Would you put a 350-foot wind turbine on your land?
That’s the question my dad was asked by a representative of NextEra Energy Resources not long after the company expressed interest in leasing a small corner of land in an area owned by our family about 2½ miles west of our farm.
The turbine would be part of the Brady Wind Energy Center II project NextEra plans to stretch across northern Hettinger County as a complementary project to the larger Brady Wind Energy Center I proposed for southern Stark County.
My dad promptly asked me the same question and others. “What do you know about the company?” And, “What do you think we should do?”

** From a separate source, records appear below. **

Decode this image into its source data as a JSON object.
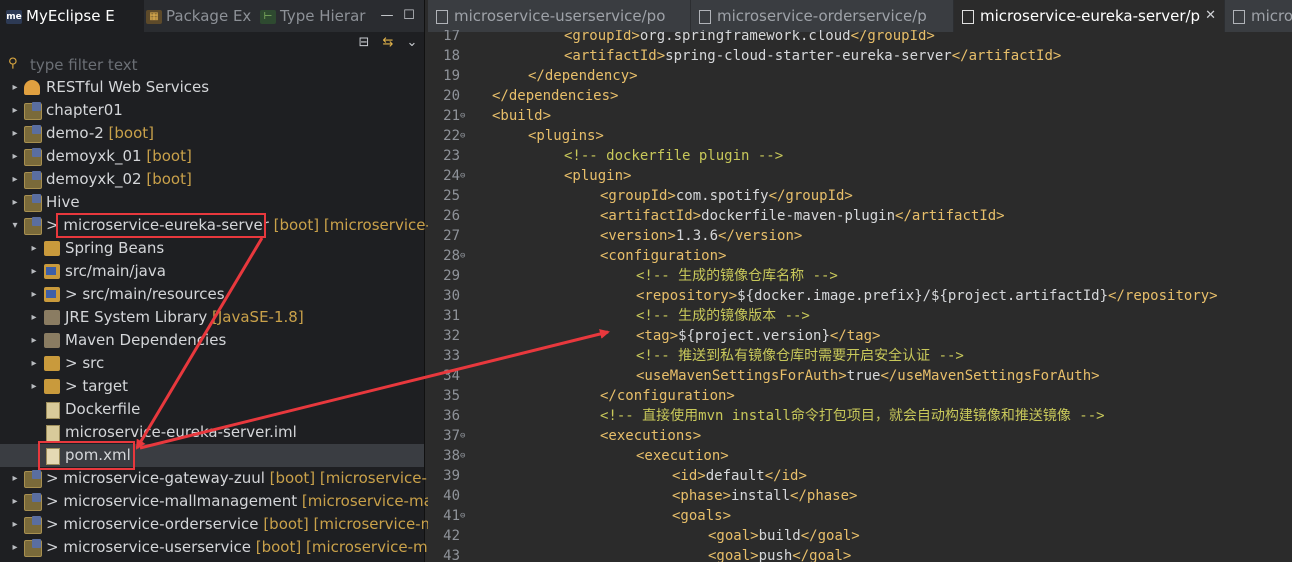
{
  "left_panel": {
    "tabs": [
      {
        "label": "MyEclipse E",
        "icon": "myeclipse-icon",
        "active": true
      },
      {
        "label": "Package Ex",
        "icon": "package-explorer-icon",
        "active": false
      },
      {
        "label": "Type Hierar",
        "icon": "type-hierarchy-icon",
        "active": false
      }
    ],
    "toolbar": {
      "collapse": "⊟",
      "link": "⇆",
      "menu": "⌄"
    },
    "filter_placeholder": "type filter text",
    "tree": [
      {
        "label": "RESTful Web Services",
        "icon": "rest-icon"
      },
      {
        "label": "chapter01",
        "icon": "project-icon"
      },
      {
        "label": "demo-2",
        "decoration": "[boot]",
        "icon": "project-icon"
      },
      {
        "label": "demoyxk_01",
        "decoration": "[boot]",
        "icon": "project-icon"
      },
      {
        "label": "demoyxk_02",
        "decoration": "[boot]",
        "icon": "project-icon"
      },
      {
        "label": "Hive",
        "icon": "project-icon"
      },
      {
        "label": "microservice-eureka-server",
        "prefix": ">",
        "decoration": "[boot] [microservice-",
        "icon": "project-icon"
      },
      {
        "label": "Spring Beans",
        "icon": "spring-beans-icon"
      },
      {
        "label": "src/main/java",
        "icon": "source-folder-icon"
      },
      {
        "label": "src/main/resources",
        "prefix": ">",
        "icon": "source-folder-icon"
      },
      {
        "label": "JRE System Library",
        "decoration": "[JavaSE-1.8]",
        "icon": "library-icon"
      },
      {
        "label": "Maven Dependencies",
        "icon": "library-icon"
      },
      {
        "label": "src",
        "prefix": ">",
        "icon": "folder-icon"
      },
      {
        "label": "target",
        "prefix": ">",
        "icon": "folder-icon"
      },
      {
        "label": "Dockerfile",
        "icon": "file-icon"
      },
      {
        "label": "microservice-eureka-server.iml",
        "icon": "file-icon"
      },
      {
        "label": "pom.xml",
        "icon": "xml-file-icon"
      },
      {
        "label": "microservice-gateway-zuul",
        "prefix": ">",
        "decoration": "[boot] [microservice-r",
        "icon": "project-icon"
      },
      {
        "label": "microservice-mallmanagement",
        "prefix": ">",
        "decoration": "[microservice-mal",
        "icon": "project-icon"
      },
      {
        "label": "microservice-orderservice",
        "prefix": ">",
        "decoration": "[boot] [microservice-m",
        "icon": "project-icon"
      },
      {
        "label": "microservice-userservice",
        "prefix": ">",
        "decoration": "[boot] [microservice-ma",
        "icon": "project-icon"
      }
    ]
  },
  "editor": {
    "tabs": [
      {
        "label": "microservice-userservice/po",
        "active": false
      },
      {
        "label": "microservice-orderservice/p",
        "active": false
      },
      {
        "label": "microservice-eureka-server/p",
        "active": true,
        "close": "✕"
      },
      {
        "label": "micros",
        "active": false
      }
    ],
    "lines": [
      {
        "n": "17",
        "parts": [
          [
            "tag",
            "<groupId>"
          ],
          [
            "text",
            "org.springframework.cloud"
          ],
          [
            "tag",
            "</groupId>"
          ]
        ]
      },
      {
        "n": "18",
        "parts": [
          [
            "tag",
            "<artifactId>"
          ],
          [
            "text",
            "spring-cloud-starter-eureka-server"
          ],
          [
            "tag",
            "</artifactId>"
          ]
        ]
      },
      {
        "n": "19",
        "parts": [
          [
            "tag",
            "</dependency>"
          ]
        ]
      },
      {
        "n": "20",
        "parts": [
          [
            "tag",
            "</dependencies>"
          ]
        ]
      },
      {
        "n": "21",
        "fold": true,
        "parts": [
          [
            "tag",
            "<build>"
          ]
        ]
      },
      {
        "n": "22",
        "fold": true,
        "parts": [
          [
            "tag",
            "<plugins>"
          ]
        ]
      },
      {
        "n": "23",
        "parts": [
          [
            "cmt",
            "<!-- dockerfile plugin -->"
          ]
        ]
      },
      {
        "n": "24",
        "fold": true,
        "parts": [
          [
            "tag",
            "<plugin>"
          ]
        ]
      },
      {
        "n": "25",
        "parts": [
          [
            "tag",
            "<groupId>"
          ],
          [
            "text",
            "com.spotify"
          ],
          [
            "tag",
            "</groupId>"
          ]
        ]
      },
      {
        "n": "26",
        "parts": [
          [
            "tag",
            "<artifactId>"
          ],
          [
            "text",
            "dockerfile-maven-plugin"
          ],
          [
            "tag",
            "</artifactId>"
          ]
        ]
      },
      {
        "n": "27",
        "parts": [
          [
            "tag",
            "<version>"
          ],
          [
            "text",
            "1.3.6"
          ],
          [
            "tag",
            "</version>"
          ]
        ]
      },
      {
        "n": "28",
        "fold": true,
        "parts": [
          [
            "tag",
            "<configuration>"
          ]
        ]
      },
      {
        "n": "29",
        "parts": [
          [
            "cmt",
            "<!-- 生成的镜像仓库名称 -->"
          ]
        ]
      },
      {
        "n": "30",
        "parts": [
          [
            "tag",
            "<repository>"
          ],
          [
            "text",
            "${docker.image.prefix}/${project.artifactId}"
          ],
          [
            "tag",
            "</repository>"
          ]
        ]
      },
      {
        "n": "31",
        "parts": [
          [
            "cmt",
            "<!-- 生成的镜像版本 -->"
          ]
        ]
      },
      {
        "n": "32",
        "parts": [
          [
            "tag",
            "<tag>"
          ],
          [
            "text",
            "${project.version}"
          ],
          [
            "tag",
            "</tag>"
          ]
        ]
      },
      {
        "n": "33",
        "parts": [
          [
            "cmt",
            "<!-- 推送到私有镜像仓库时需要开启安全认证 -->"
          ]
        ]
      },
      {
        "n": "34",
        "parts": [
          [
            "tag",
            "<useMavenSettingsForAuth>"
          ],
          [
            "text",
            "true"
          ],
          [
            "tag",
            "</useMavenSettingsForAuth>"
          ]
        ]
      },
      {
        "n": "35",
        "parts": [
          [
            "tag",
            "</configuration>"
          ]
        ]
      },
      {
        "n": "36",
        "parts": [
          [
            "cmt",
            "<!-- 直接使用mvn install命令打包项目，就会自动构建镜像和推送镜像 -->"
          ]
        ]
      },
      {
        "n": "37",
        "fold": true,
        "parts": [
          [
            "tag",
            "<executions>"
          ]
        ]
      },
      {
        "n": "38",
        "fold": true,
        "parts": [
          [
            "tag",
            "<execution>"
          ]
        ]
      },
      {
        "n": "39",
        "parts": [
          [
            "tag",
            "<id>"
          ],
          [
            "text",
            "default"
          ],
          [
            "tag",
            "</id>"
          ]
        ]
      },
      {
        "n": "40",
        "parts": [
          [
            "tag",
            "<phase>"
          ],
          [
            "text",
            "install"
          ],
          [
            "tag",
            "</phase>"
          ]
        ]
      },
      {
        "n": "41",
        "fold": true,
        "parts": [
          [
            "tag",
            "<goals>"
          ]
        ]
      },
      {
        "n": "42",
        "parts": [
          [
            "tag",
            "<goal>"
          ],
          [
            "text",
            "build"
          ],
          [
            "tag",
            "</goal>"
          ]
        ]
      },
      {
        "n": "43",
        "parts": [
          [
            "tag",
            "<goal>"
          ],
          [
            "text",
            "push"
          ],
          [
            "tag",
            "</goal>"
          ]
        ]
      }
    ]
  },
  "colors": {
    "annotation_red": "#e8383d",
    "tag": "#e8bf6a",
    "comment": "#c8c85a",
    "text": "#d6d8db",
    "decoration": "#c9a14a"
  }
}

NEW ENGLAND — The company that withdrew its application to build a $250 million wind farm in eastern Stark County isn’t giving up on southwest North Dakota.
A spokesperson for Florida-based NextEra Energy Resources said Thursday that it is “looking at multiple options” in the area for a future wind project.
“That’s about as specific as I can be at this point,” Steven Stengel, NextEra’s director of communications, said Thursday in an email to The Press. He added that NextEra is continuing to speak with its stakeholders about projects that will address their concerns.
The spring planting season has begun in southwest North Dakota.
County extension agents and farmers south of Dickinson said fertilizing and seeding of fields is slowly starting throughout the area thanks to a mix of warm temperatures, dry conditions and general anxiousness.
“Right now, everybody is tickled,” said Duaine Marxen, Hettinger County’s extension agent.
But it isn’t full-speed-ahead quite yet, farmers said.
“We’re kind of piddling along here,” said Terry Kirschemann, who farms near Regent. “We need another week of temperatures before we can get into the heavier stuff.”
MOTT — Mott sits on the outer edge of western North Dakota’s Oil Patch. Still, the small town of about 800 people has found ways to contribute to the bustling energy industry.
The company making perhaps the biggest impact is Roadmaster, a subsidiary of K&K Construction in West Fargo.
Though its name can be deceiving — a remnant of about a decade ago when its primary task was fabricating and welding metals for asphalt paving equipment — Roadmaster is contracted to fabricate and weld structural steel used on electrical substations that end up being used on oil rigs and at major substations throughout the country. Along with that, the shop also makes cattle creep feeders.
“A lot of this goes nationwide,” manager Corey Johnson said. “It’s a big process.”